As the coronavirus pandemic continues to affect communities around the U.S., though, it’s not surprising that family caregivers are anxious, unnerved and confused.

If you’re caring for a family member with dementia during this global health crisis, there are ways to minimize stress, care for your family and care for yourself, too.

A recent article by Liz Seegert on states that dementia itself does not increase the risk of COVID-19; however, dementia-related behaviors may increase risk.

People with dementia may forget to wash their hands or take other precautions recommended by the Centers for Disease Control and Prevention (CDC) to avoid contracting the virus. And if they do fall ill, cognitive impairment may worsen.

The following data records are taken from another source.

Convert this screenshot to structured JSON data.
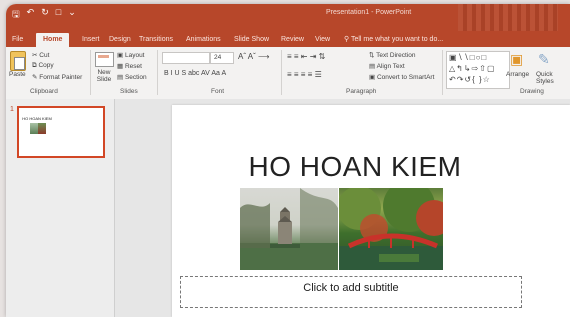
{
  "titlebar": {
    "doc_title": "Presentation1 - PowerPoint",
    "qat": [
      "save-icon",
      "undo-icon",
      "redo-icon",
      "start-from-beginning-icon",
      "customize-icon"
    ]
  },
  "tabs": [
    "File",
    "Home",
    "Insert",
    "Design",
    "Transitions",
    "Animations",
    "Slide Show",
    "Review",
    "View"
  ],
  "tell_me": "Tell me what you want to do...",
  "ribbon": {
    "clipboard": {
      "paste": "Paste",
      "cut": "Cut",
      "copy": "Copy",
      "format_painter": "Format Painter",
      "label": "Clipboard"
    },
    "slides": {
      "new_slide": "New Slide",
      "layout": "Layout",
      "reset": "Reset",
      "section": "Section",
      "label": "Slides"
    },
    "font": {
      "size": "24",
      "label": "Font",
      "format_row": "B   I   U   S   abc   AV   Aa   A"
    },
    "paragraph": {
      "text_direction": "Text Direction",
      "align_text": "Align Text",
      "convert_smartart": "Convert to SmartArt",
      "label": "Paragraph"
    },
    "drawing": {
      "arrange": "Arrange",
      "quick_styles": "Quick Styles",
      "label": "Drawing"
    }
  },
  "thumbnails": [
    {
      "number": "1",
      "title": "HO HOAN KIEM"
    }
  ],
  "slide": {
    "title": "HO HOAN KIEM",
    "subtitle_placeholder": "Click to add subtitle"
  },
  "colors": {
    "accent": "#b7472a",
    "selection": "#d24726"
  }
}
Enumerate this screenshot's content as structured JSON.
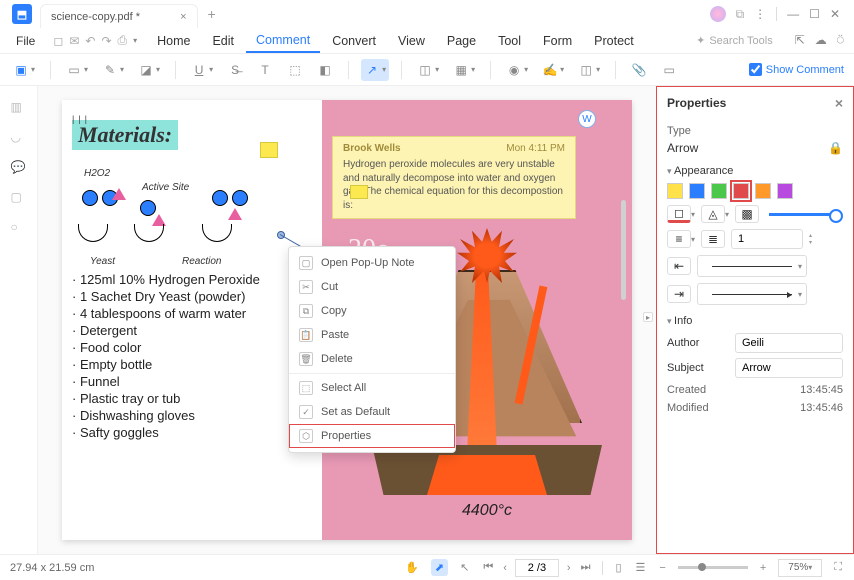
{
  "tab": {
    "title": "science-copy.pdf *"
  },
  "menubar": {
    "file": "File",
    "items": [
      "Home",
      "Edit",
      "Comment",
      "Convert",
      "View",
      "Page",
      "Tool",
      "Form",
      "Protect"
    ],
    "active": "Comment",
    "search_placeholder": "Search Tools"
  },
  "toolbar": {
    "show_comment": "Show Comment"
  },
  "page": {
    "doodle": "|||",
    "heading": "Materials:",
    "mol_labels": {
      "h2o2": "H2O2",
      "active": "Active Site",
      "yeast": "Yeast",
      "reaction": "Reaction"
    },
    "list": [
      "· 125ml 10% Hydrogen Peroxide",
      "· 1 Sachet Dry Yeast (powder)",
      "· 4 tablespoons of warm water",
      "· Detergent",
      "· Food color",
      "· Empty bottle",
      "· Funnel",
      "· Plastic tray or tub",
      "· Dishwashing gloves",
      "· Safty goggles"
    ],
    "note": {
      "author": "Brook Wells",
      "time": "Mon 4:11 PM",
      "body": "Hydrogen peroxide molecules are very unstable and naturally decompose into water and oxygen gas. The chemical equation for this decompostion is:"
    },
    "thirty": "30o",
    "temp": "4400°c"
  },
  "ctx": {
    "items": [
      "Open Pop-Up Note",
      "Cut",
      "Copy",
      "Paste",
      "Delete",
      "Select All",
      "Set as Default",
      "Properties"
    ]
  },
  "panel": {
    "title": "Properties",
    "type_label": "Type",
    "type_value": "Arrow",
    "appearance": "Appearance",
    "swatches": [
      "#ffe24a",
      "#2b7fff",
      "#4bc84b",
      "#e04a4a",
      "#ff9a2a",
      "#b84ae0"
    ],
    "selected_swatch": 3,
    "thickness_value": "1",
    "info": "Info",
    "author_label": "Author",
    "author_value": "Geili",
    "subject_label": "Subject",
    "subject_value": "Arrow",
    "created_label": "Created",
    "created_value": "13:45:45",
    "modified_label": "Modified",
    "modified_value": "13:45:46"
  },
  "status": {
    "dims": "27.94 x 21.59 cm",
    "page": "2 /3",
    "zoom": "75%"
  }
}
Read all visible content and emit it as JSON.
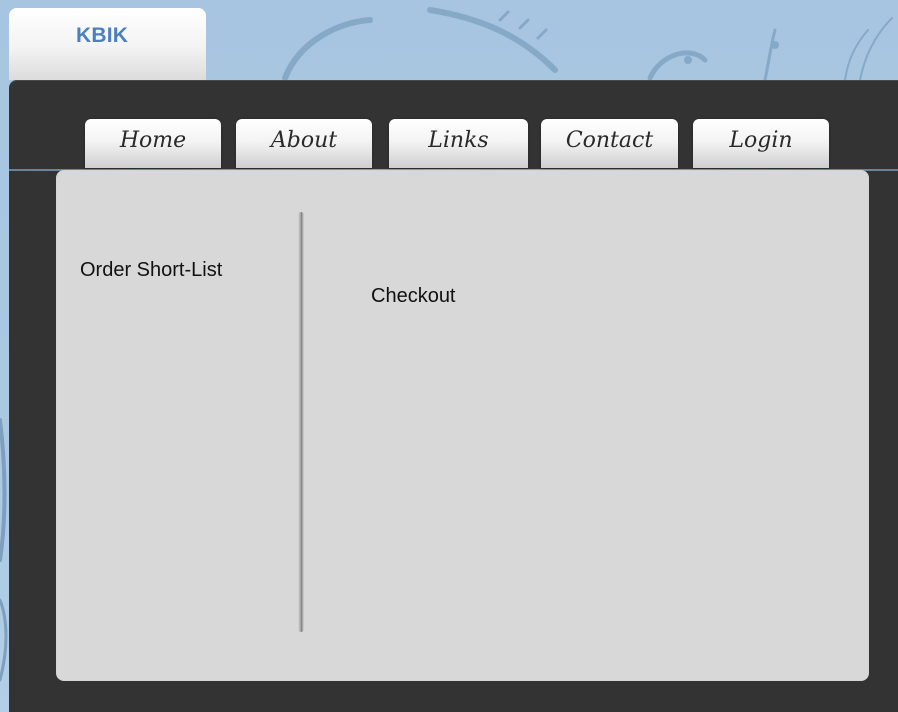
{
  "header": {
    "logo": "KBIK"
  },
  "nav": {
    "items": [
      {
        "label": "Home"
      },
      {
        "label": "About"
      },
      {
        "label": "Links"
      },
      {
        "label": "Contact"
      },
      {
        "label": "Login"
      }
    ]
  },
  "sidebar": {
    "title": "Order Short-List"
  },
  "main": {
    "title": "Checkout"
  },
  "colors": {
    "background_blue": "#a9c6e0",
    "frame_dark": "#333333",
    "panel_gray": "#d8d8d8",
    "logo_blue": "#4c7fbf"
  }
}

One of the first signs of illness for people who have dementia is a sudden onset of increasing confusion, according to the Alzheimer’s Association. If you notice this in your loved one, contact your health care provider right away.

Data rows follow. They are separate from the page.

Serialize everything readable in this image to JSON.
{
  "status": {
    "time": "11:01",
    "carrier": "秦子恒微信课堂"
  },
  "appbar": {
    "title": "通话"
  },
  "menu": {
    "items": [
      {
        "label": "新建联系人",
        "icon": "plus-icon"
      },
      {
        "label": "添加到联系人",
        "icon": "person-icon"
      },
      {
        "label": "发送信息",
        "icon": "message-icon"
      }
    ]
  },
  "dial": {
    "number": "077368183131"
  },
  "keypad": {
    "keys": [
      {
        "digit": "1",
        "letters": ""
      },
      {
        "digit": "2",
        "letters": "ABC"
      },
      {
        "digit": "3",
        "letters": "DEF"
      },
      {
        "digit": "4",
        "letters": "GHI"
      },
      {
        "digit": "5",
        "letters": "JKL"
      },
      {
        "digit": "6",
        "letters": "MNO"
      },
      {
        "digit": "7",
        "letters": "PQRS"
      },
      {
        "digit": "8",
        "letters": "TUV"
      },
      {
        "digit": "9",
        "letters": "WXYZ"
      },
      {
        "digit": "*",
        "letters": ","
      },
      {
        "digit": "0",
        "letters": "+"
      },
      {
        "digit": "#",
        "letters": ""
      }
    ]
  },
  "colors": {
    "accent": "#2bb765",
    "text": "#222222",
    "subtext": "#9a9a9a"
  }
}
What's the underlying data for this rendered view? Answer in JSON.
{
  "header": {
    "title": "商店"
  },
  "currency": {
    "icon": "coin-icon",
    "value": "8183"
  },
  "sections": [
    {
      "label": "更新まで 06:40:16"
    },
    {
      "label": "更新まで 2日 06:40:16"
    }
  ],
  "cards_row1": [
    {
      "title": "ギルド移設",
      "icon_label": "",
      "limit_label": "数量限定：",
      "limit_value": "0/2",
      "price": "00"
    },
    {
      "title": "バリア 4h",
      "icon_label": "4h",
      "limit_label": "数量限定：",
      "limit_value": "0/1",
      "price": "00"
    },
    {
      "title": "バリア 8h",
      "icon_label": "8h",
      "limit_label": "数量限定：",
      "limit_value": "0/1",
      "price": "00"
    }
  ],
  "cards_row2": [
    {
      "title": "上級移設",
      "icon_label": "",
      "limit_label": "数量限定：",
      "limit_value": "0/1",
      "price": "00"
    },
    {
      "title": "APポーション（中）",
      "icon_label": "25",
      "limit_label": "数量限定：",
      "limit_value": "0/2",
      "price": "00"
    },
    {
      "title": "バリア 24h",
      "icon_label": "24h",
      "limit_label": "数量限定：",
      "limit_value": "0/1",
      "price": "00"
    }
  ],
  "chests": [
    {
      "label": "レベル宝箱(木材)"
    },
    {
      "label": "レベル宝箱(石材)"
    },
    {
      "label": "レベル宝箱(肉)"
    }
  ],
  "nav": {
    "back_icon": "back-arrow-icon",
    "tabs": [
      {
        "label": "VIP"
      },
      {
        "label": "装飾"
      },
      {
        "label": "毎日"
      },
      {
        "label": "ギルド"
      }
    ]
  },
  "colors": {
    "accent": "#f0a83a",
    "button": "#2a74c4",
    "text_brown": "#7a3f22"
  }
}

One of the most important things you can do as a caregiver is to remain calm.

The Alzheimer’s Foundation advises caregivers not to raise the alarm about the virus to the person you care for. Limit what you say about it and try not to watch the news if they’re in the room.

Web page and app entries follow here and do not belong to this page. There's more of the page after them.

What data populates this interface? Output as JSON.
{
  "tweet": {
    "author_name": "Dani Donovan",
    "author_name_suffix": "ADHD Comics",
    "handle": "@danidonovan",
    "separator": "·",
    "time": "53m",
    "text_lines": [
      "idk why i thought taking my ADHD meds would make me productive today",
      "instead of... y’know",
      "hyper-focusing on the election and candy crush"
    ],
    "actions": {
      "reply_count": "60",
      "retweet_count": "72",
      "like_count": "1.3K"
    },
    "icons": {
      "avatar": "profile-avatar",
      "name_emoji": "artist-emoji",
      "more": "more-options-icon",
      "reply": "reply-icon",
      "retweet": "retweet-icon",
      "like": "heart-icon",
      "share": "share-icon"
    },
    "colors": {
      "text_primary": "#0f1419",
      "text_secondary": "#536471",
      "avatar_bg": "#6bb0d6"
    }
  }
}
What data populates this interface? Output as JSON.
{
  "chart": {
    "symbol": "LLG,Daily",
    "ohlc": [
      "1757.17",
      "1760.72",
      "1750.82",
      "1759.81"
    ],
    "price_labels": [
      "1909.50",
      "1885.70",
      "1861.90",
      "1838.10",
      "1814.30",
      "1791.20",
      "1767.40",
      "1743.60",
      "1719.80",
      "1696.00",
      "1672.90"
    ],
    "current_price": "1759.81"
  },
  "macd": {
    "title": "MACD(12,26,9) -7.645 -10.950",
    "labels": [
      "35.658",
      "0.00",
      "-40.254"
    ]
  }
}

It takes a lot more attention and responsibility from family caregivers to make sure all of the home’s occupants are safely cohabiting, according to Lisa Winstel, chief operating officer of the Caregiver Action Network.

If an older adult lives with you, she says, “this is probably a really good time to review your household policies about policing things that are left around, like small items that could be mistaken for candy.”

Safety issues warrant a second look.

You can help reduce fall risk by ensuring that things, like books, are not left on the floor. If your loved one wanders, be sure to remind others not to leave the door unlocked. Keep medications in a locked drawer or cabinet to ensure no unsupervised access.

People living with dementia may need extra or written reminders and support to conduct important hygienic practices from one day to the next, according to the Alzheimer’s Association.

That advisory group suggests placing signs in the bathroom and elsewhere to remind people with dementia to wash their hands with soap for 20 seconds. You can help by demonstrating thorough hand-washing.

Whether they live with you or on their own, routine is also very important for everyone involved, Winstel says. “Anything you can do to just keep the routine as consistent as possible, minimizing disruptions as much as possible, will help,” she notes.